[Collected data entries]
--------------------------------
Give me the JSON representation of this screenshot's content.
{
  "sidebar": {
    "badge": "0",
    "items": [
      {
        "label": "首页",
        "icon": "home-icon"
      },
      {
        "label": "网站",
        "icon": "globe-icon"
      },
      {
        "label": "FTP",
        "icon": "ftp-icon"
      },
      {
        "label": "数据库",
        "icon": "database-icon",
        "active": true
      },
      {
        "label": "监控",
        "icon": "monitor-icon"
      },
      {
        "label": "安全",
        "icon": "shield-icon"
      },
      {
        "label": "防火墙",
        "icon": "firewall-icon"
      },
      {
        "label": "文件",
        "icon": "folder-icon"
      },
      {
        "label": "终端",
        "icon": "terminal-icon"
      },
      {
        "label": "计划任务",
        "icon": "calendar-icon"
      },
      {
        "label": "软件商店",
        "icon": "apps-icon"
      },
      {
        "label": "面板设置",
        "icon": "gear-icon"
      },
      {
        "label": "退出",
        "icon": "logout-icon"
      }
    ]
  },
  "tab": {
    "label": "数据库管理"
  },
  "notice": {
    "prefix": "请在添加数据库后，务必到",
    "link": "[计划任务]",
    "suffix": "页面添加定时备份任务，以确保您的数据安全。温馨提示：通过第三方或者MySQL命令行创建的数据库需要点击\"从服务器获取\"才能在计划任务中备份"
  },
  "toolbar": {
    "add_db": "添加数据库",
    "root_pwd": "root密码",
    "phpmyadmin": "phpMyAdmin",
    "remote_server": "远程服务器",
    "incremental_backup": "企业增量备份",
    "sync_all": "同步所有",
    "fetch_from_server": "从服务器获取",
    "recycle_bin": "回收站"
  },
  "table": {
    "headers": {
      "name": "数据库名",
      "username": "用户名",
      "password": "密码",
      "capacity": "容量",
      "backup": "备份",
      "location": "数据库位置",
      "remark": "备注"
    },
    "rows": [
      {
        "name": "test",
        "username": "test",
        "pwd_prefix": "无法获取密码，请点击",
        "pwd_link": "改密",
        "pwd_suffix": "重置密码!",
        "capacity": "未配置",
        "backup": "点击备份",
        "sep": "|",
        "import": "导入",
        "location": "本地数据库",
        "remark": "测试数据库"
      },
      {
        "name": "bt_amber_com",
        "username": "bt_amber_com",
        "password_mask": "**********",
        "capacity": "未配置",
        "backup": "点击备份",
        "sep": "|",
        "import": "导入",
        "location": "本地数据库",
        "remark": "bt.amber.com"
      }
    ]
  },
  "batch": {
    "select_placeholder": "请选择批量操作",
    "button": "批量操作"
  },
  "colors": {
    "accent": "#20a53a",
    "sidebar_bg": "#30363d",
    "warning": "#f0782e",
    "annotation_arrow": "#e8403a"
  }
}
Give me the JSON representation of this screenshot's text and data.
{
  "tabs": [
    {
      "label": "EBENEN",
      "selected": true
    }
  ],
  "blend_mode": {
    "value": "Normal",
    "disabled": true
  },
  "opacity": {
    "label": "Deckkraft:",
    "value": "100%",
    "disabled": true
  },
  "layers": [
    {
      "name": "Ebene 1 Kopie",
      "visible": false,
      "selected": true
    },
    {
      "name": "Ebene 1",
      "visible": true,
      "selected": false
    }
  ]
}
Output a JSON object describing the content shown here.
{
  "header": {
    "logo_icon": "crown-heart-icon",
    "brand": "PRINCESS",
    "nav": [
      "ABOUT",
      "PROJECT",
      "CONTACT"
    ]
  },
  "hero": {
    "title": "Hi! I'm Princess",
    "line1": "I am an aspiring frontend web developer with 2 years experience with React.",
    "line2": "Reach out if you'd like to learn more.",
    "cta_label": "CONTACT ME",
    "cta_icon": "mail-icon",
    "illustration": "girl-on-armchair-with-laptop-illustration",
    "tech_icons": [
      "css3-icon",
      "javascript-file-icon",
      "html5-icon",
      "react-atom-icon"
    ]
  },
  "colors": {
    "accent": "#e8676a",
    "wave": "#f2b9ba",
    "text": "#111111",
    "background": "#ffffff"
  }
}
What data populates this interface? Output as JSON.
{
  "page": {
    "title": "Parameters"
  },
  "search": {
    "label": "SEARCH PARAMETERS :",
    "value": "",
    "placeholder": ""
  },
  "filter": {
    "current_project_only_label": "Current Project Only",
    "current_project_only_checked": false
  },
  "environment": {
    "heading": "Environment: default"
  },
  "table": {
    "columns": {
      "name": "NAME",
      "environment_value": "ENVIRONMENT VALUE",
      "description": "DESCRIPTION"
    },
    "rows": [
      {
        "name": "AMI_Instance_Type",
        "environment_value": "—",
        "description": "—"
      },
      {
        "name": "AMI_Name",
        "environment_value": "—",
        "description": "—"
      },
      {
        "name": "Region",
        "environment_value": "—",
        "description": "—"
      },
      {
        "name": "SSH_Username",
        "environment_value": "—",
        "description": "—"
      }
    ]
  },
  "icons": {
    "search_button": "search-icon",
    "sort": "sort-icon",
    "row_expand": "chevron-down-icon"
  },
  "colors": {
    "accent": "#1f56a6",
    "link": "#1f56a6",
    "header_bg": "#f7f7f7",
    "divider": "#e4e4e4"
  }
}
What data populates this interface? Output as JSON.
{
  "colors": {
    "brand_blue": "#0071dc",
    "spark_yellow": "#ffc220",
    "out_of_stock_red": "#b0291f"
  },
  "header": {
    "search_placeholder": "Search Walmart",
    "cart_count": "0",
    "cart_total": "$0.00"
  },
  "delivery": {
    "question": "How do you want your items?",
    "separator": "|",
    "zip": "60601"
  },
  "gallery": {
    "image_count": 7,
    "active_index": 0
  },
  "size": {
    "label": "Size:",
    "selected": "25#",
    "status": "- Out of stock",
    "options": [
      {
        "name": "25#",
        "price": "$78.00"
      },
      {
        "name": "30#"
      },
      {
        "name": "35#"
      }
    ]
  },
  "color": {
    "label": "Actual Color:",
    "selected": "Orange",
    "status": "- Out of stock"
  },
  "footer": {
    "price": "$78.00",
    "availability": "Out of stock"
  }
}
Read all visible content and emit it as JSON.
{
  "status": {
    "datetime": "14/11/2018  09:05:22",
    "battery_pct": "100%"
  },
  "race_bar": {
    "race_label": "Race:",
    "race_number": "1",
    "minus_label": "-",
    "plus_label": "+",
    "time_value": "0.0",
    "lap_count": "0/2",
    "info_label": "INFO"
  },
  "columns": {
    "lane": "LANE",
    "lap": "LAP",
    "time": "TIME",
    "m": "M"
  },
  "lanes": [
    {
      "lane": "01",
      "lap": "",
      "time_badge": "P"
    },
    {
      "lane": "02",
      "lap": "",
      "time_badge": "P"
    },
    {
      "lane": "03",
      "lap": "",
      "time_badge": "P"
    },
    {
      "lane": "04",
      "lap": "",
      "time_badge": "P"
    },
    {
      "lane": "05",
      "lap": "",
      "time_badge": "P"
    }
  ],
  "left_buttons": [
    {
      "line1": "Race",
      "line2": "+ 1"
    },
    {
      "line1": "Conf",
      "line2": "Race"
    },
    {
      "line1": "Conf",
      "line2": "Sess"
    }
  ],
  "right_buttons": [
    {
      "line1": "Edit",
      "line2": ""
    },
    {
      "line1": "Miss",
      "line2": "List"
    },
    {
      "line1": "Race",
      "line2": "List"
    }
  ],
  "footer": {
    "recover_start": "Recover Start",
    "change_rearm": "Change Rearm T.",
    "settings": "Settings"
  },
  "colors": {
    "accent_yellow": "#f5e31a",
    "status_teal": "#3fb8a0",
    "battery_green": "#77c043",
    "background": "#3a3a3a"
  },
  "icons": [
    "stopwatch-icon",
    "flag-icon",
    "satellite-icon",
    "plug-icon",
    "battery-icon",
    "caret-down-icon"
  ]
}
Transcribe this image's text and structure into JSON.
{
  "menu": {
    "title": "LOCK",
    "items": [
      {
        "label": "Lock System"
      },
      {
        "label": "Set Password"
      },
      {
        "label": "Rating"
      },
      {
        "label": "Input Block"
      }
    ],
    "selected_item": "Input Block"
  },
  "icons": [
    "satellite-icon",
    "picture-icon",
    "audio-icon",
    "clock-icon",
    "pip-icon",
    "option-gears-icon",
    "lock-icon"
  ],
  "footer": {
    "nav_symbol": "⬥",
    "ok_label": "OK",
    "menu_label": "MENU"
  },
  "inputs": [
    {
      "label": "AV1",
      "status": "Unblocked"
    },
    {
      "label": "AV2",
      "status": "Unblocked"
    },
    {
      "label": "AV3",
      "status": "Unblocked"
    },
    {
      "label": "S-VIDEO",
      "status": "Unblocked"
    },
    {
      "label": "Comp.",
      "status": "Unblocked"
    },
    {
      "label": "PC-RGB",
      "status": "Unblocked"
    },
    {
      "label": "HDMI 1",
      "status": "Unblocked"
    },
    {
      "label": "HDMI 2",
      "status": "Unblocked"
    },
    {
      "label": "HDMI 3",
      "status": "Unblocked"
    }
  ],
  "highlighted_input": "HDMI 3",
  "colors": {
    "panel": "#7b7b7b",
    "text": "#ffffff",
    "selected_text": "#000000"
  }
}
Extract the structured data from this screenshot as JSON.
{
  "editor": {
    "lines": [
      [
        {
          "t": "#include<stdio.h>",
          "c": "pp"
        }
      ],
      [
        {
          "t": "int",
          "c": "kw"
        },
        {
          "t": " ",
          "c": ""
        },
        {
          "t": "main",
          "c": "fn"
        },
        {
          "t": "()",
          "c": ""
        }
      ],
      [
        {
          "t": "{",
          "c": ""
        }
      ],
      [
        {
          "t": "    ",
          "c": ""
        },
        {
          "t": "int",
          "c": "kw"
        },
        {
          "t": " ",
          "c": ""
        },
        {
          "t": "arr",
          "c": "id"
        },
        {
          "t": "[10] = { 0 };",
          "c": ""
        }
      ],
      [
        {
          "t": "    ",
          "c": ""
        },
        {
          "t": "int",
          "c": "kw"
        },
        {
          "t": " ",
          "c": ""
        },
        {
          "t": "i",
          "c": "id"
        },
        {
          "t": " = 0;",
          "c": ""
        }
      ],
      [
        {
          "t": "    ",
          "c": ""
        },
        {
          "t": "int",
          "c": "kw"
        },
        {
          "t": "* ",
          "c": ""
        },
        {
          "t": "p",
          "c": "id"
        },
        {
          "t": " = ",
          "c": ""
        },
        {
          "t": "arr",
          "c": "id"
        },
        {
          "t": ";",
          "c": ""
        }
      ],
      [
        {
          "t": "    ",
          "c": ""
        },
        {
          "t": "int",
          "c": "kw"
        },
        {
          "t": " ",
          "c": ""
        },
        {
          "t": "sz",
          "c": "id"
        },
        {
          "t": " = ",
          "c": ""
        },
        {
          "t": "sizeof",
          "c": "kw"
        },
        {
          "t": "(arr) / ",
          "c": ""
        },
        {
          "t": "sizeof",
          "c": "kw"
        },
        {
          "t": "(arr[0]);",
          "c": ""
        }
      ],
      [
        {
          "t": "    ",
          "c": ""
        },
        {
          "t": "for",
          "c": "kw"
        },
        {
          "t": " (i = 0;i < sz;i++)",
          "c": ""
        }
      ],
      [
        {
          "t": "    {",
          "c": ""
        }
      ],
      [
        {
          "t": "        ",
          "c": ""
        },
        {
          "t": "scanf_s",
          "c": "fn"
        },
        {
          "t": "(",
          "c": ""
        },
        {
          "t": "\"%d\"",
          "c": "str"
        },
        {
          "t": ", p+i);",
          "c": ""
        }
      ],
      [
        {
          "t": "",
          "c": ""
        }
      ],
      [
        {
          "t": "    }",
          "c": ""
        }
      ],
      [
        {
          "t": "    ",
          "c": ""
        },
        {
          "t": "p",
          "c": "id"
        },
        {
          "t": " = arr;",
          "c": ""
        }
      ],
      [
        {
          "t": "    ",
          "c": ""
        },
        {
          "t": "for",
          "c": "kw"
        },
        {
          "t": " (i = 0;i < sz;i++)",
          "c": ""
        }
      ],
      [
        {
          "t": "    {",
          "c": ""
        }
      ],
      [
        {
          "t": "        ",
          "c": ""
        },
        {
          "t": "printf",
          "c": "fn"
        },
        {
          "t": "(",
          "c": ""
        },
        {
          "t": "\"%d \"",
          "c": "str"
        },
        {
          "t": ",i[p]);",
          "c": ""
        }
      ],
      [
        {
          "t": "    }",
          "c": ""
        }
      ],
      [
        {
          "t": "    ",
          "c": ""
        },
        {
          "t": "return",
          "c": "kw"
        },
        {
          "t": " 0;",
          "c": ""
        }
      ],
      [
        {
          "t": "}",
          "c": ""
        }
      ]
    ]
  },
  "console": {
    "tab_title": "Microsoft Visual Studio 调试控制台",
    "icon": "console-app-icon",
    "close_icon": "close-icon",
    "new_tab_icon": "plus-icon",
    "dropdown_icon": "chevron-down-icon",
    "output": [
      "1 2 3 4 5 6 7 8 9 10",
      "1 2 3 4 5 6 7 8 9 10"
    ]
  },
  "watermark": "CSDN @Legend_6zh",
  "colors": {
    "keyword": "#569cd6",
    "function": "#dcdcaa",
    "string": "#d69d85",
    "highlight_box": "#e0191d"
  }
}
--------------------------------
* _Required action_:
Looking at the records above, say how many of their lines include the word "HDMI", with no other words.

* _Result_:
4